I loaded a box of papers and a potted plant into the trunk of my car, hugged my coworkers, turned in my keys, and waved goodbye to the company where I’d worked there for more than two years. The frequent travel abroad and the strain of wrangling a 10-hour time difference had taken their toll on my personal life and my energy, and my intuition told me it was time for a longer sabbatical than the five weeks I’d taken over the summer. It was the first time in my career that I planned to leave a job voluntarily, without having my next gig lined up.
As right as it felt to do a course correction into the great unknown, I felt melancholy about losing my connection to Israel, where I’d done quite a bit of travel through my job. When I gave notice, our CEO and I agreed that I would make one final trip to Israel; I was glad to have an opportunity for closure.
In October, for the last time for the foreseeable future, I landed in Tel Aviv, which I have come to love like a second home. As I arrived, the sun was starting to set, a fiery orange ball dipping into the desert. I took it as a symbol of good things to come in the week ahead.
Reflecting on the highlights of my visits over the past two years, from early-morning runs along the sea to a Christmas Eve drag show, I wanted to cram my week full of memorable encounters – not to mention world-class meals at Tel Aviv's excellent restaurants. I was particularly looking forward to the graffiti tour I had booked for Friday in the Florentin neighborhood. As fate would have it, less than 48 hours in, I felt the telltale ache of illness in my bones. My throat swollen shut, the Kleenex piling up in my trash can, I slogged through work on Monday, but by Tuesday, I couldn't even get up. As the days went by, I canceled one set of plans after another, missing out on my last bout of Tel Aviv life. Seven thousand miles from home, in one of my favorite cities, all I wanted was my mom.
Thanks to friends who delivered NyQuil, nasal spray, lotion-infused tissues, and kreplach soup, I was legitimately on the mend by Friday. With only one full free day left, the options for how to spend it felt overwhelming. Should I drive to Yam Kineret? Stay in Tel Aviv and visit museums I'd never had time to see? Would any farewell be proper without a final visit to Jerusalem? I couldn't decide.

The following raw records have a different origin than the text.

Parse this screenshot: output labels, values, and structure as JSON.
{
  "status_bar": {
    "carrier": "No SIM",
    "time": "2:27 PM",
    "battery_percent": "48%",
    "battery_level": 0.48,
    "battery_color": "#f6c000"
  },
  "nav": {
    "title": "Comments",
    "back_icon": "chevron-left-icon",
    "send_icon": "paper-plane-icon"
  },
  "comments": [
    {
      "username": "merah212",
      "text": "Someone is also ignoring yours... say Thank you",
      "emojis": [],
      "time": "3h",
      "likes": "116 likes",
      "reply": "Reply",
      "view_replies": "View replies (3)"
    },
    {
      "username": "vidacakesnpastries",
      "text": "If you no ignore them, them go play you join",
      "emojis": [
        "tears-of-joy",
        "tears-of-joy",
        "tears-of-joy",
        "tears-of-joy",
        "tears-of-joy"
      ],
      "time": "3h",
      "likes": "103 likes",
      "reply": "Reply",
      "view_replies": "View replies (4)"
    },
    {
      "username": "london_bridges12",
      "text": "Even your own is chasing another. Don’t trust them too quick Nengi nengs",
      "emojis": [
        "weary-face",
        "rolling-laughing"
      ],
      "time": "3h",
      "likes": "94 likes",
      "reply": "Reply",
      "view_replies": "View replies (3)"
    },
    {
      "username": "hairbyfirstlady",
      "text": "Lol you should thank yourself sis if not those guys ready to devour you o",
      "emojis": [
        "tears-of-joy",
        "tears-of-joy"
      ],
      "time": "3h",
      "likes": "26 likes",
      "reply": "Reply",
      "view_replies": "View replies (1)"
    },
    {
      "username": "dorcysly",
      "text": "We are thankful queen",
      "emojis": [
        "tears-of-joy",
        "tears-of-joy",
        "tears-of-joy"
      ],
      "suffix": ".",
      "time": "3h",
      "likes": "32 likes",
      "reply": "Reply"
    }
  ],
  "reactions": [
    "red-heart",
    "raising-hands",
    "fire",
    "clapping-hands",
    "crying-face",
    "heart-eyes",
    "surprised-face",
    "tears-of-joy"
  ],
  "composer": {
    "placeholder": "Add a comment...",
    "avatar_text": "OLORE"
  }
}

But by the time I finished breakfast with a friend, I'd made up my mind to spend my final day in Tel Aviv just being there. I rented a green bike-share cruiser and headed for the path along the ocean, riding down to Yafo, through Florentin, across HaTachana, and up Rothschild. I stopped for lunch and eavesdropped on Hebrew conversations around me, watching the people of Tel Aviv enjoy their weekend with friends and kids. I was a fly on the wall, soaking it all in. It was perfect.
The tour of Florentin did not disappoint. With two of my colleagues and our excellent guide, we strolled through this neighborhood in transition, learning about its Greek heritage, Bauhaus architecture, exceptional burekas, and prolific graffiti art. By the end of the tour, we could rattle off the names of half a dozen prominent street artists (including my favorite, EPK- the Eggplant Kid, whose purple globes are everywhere you look). Florentin's graffiti speaks to the political and social themes of Israeli culture, and the tour seemed an apt way to wrap up my time there.
The next morning, I found myself at Ben Gurion Airport, getting high on espresso while I waited for my flight. I felt that combination of anxiety and heartsickness that comes with an impending long separation from someone you love. I had no idea when I would next return to Israel, and it left me unsettled. I wasn't ready to say goodbye without knowing that I would see her again.
Just before it was time to board, I darted into the music store. I wanted to take with me something sensory, something evocative to keep the connection alive while simultaneously affording me some Hebrew practice. I picked up two Hadag Nahash CDs – their new one and one that the clerk insisted I had to have – reminiscing about their live show in Tel Aviv two years earlier. "And something Mizrachi," I asked the friendly clerk. Without hesitation, he handed me an Eyal Golan CD. I handed over all my remaining shekels and ran for the gate.
I didn’t say goodbye to Tel Aviv, just say L'Hitraot, "see you." I hope it won't be too long. In the meantime, I will be singing along.